ABOUT THIS TASK
Your answer should hold every line of the records below that contains the string "date".

Dataset items
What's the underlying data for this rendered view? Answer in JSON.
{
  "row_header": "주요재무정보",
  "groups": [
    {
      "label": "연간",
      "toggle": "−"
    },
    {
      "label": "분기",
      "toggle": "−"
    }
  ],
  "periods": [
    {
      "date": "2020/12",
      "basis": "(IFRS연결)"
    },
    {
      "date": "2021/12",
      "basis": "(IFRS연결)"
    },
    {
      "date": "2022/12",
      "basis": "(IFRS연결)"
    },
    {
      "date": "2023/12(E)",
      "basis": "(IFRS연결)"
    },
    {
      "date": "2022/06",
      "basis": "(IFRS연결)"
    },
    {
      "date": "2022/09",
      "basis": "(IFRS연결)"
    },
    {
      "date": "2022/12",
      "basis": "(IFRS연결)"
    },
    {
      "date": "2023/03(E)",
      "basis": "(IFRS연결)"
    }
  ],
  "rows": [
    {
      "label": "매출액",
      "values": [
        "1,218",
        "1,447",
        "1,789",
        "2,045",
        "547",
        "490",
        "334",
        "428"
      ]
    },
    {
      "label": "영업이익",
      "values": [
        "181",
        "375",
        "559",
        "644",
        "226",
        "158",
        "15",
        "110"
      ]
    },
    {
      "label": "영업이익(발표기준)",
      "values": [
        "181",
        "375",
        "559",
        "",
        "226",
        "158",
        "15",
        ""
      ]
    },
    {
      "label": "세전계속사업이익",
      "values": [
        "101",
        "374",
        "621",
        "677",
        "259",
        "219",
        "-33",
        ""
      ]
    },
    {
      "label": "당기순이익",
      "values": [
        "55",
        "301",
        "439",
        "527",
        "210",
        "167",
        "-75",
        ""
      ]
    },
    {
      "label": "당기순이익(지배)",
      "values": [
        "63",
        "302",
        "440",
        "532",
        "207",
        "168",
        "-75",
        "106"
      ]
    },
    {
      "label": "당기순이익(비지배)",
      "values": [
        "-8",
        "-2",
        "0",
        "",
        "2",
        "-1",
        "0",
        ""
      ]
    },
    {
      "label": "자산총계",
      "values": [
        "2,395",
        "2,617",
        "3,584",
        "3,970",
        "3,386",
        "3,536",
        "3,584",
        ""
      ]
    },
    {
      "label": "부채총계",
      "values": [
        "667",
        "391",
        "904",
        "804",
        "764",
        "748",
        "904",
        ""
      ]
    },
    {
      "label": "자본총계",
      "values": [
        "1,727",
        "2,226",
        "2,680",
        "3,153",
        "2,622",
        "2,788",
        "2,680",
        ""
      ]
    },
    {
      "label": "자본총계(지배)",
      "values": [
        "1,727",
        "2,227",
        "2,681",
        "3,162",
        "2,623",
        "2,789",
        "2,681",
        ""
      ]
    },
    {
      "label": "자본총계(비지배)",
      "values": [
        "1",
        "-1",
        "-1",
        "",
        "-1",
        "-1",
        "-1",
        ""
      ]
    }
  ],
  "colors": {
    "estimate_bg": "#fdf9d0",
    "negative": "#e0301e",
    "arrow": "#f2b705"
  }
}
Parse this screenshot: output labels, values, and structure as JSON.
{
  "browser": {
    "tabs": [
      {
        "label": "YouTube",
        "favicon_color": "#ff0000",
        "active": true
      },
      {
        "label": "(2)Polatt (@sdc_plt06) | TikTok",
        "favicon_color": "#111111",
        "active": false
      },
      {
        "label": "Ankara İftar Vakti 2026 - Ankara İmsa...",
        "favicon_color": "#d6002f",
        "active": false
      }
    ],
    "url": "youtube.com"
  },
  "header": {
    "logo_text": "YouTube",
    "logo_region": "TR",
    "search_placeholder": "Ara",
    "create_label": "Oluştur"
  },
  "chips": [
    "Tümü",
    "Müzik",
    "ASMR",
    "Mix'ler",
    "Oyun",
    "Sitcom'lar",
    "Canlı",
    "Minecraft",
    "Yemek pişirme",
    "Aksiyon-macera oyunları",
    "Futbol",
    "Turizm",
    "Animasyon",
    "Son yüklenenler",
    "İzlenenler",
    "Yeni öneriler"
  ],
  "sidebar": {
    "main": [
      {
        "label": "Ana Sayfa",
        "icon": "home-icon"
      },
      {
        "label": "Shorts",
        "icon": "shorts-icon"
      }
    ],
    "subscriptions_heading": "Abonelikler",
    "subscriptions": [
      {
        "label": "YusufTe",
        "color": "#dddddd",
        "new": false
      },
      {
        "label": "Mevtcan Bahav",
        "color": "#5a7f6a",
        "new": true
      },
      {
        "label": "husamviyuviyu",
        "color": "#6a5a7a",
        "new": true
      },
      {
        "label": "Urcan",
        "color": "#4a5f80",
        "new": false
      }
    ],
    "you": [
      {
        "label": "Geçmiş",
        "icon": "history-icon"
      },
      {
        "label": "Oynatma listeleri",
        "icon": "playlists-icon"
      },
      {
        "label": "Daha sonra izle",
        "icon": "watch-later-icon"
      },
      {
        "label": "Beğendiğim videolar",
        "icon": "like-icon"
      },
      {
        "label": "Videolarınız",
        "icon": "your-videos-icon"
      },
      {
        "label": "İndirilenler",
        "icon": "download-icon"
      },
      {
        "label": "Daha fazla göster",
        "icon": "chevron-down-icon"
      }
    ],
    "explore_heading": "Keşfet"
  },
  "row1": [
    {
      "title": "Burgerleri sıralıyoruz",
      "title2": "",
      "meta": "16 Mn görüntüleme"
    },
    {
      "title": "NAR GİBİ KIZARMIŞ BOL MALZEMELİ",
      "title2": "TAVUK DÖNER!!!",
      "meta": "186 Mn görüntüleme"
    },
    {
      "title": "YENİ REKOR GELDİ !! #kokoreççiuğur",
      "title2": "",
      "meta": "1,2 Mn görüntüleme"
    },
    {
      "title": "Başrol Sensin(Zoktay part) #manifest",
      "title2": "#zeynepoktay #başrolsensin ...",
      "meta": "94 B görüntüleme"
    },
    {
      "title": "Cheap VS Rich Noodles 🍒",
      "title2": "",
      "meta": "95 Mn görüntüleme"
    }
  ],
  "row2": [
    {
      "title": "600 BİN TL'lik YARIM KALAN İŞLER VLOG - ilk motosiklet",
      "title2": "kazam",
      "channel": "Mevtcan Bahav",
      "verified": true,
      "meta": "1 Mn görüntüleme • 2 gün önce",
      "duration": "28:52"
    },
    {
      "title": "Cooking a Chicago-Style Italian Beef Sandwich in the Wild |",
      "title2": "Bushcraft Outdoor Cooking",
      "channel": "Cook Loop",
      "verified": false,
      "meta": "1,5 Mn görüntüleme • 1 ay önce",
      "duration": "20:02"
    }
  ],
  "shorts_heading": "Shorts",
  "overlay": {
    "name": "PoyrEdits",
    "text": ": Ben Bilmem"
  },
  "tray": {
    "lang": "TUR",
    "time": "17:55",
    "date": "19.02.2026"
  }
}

FINAL ANSWER
      "date": "2020/12",
      "date": "2021/12",
      "date": "2022/12",
      "date": "2023/12(E)",
      "date": "2022/06",
      "date": "2022/09",
      "date": "2022/12",
      "date": "2023/03(E)",
    "date": "19.02.2026"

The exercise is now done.